(Source material Opens)

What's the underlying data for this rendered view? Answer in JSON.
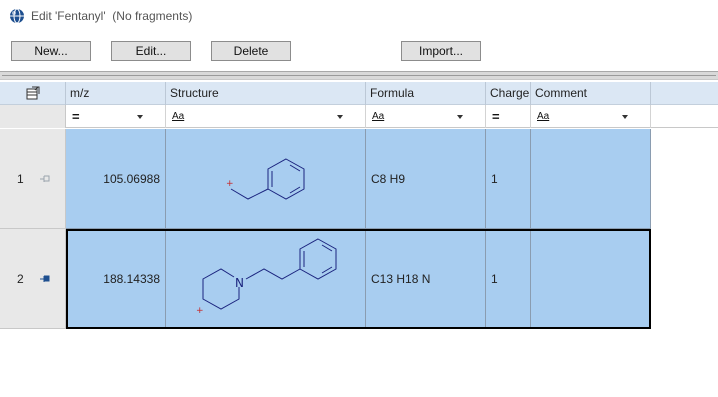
{
  "window": {
    "title": "Edit 'Fentanyl'  (No fragments)",
    "icon": "app-globe-icon"
  },
  "toolbar": {
    "new_label": "New...",
    "edit_label": "Edit...",
    "delete_label": "Delete",
    "import_label": "Import..."
  },
  "grid": {
    "corner_icon": "column-chooser-icon",
    "headers": [
      "m/z",
      "Structure",
      "Formula",
      "Charge",
      "Comment"
    ],
    "filters": [
      "=",
      "Aa",
      "Aa",
      "=",
      "Aa"
    ],
    "rows": [
      {
        "index": "1",
        "mz": "105.06988",
        "structure": "benzyl-cation",
        "formula": "C8 H9",
        "charge": "1",
        "comment": "",
        "pinned": false
      },
      {
        "index": "2",
        "mz": "188.14338",
        "structure": "phenethylpiperidinyl-cation",
        "formula": "C13 H18 N",
        "charge": "1",
        "comment": "",
        "pinned": true
      }
    ],
    "structure_labels": {
      "nitrogen": "N",
      "charge_mark": "+"
    }
  },
  "colors": {
    "row_selected_bg": "#a8cdf0",
    "header_bg": "#dbe7f4",
    "bond_color": "#1a237e",
    "charge_color": "#c62828"
  }
}
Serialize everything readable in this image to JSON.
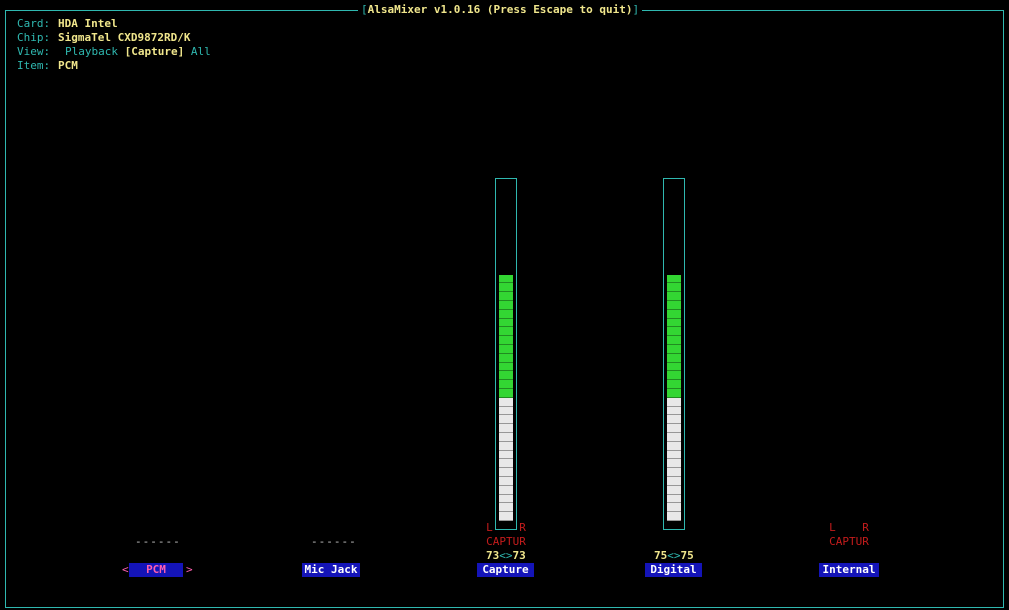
{
  "app": {
    "title": "AlsaMixer v1.0.16 (Press Escape to quit)",
    "open_bracket": "[",
    "close_bracket": "]"
  },
  "info": {
    "card_label": "Card:",
    "card_value": "HDA Intel",
    "chip_label": "Chip:",
    "chip_value": "SigmaTel CXD9872RD/K",
    "view_label": "View:",
    "view_playback": "Playback",
    "view_capture": "[Capture]",
    "view_all": "All",
    "item_label": "Item:",
    "item_value": "PCM"
  },
  "channels": [
    {
      "name": "PCM",
      "selected": true,
      "placeholder": "------",
      "sel_left": "<",
      "sel_right": ">"
    },
    {
      "name": "Mic Jack",
      "selected": false,
      "placeholder": "------"
    },
    {
      "name": "Capture",
      "selected": false,
      "lr": "L    R",
      "capture_label": "CAPTUR",
      "volume_left": "73",
      "volume_right": "73",
      "level": 0.73
    },
    {
      "name": "Digital",
      "selected": false,
      "volume_left": "75",
      "volume_right": "75",
      "level": 0.75
    },
    {
      "name": "Internal",
      "selected": false,
      "lr": "L    R",
      "capture_label": "CAPTUR"
    }
  ],
  "colors": {
    "frame": "#2fb8b0",
    "accent": "#f0e68c",
    "level_on": "#33d633",
    "level_off": "#e8e8e8",
    "capture_flag": "#c41c1c",
    "label_bg": "#1414b8"
  }
}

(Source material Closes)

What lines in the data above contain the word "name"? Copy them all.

**Answer box:**
      "name": "PCM",
      "name": "Mic Jack",
      "name": "Capture",
      "name": "Digital",
      "name": "Internal",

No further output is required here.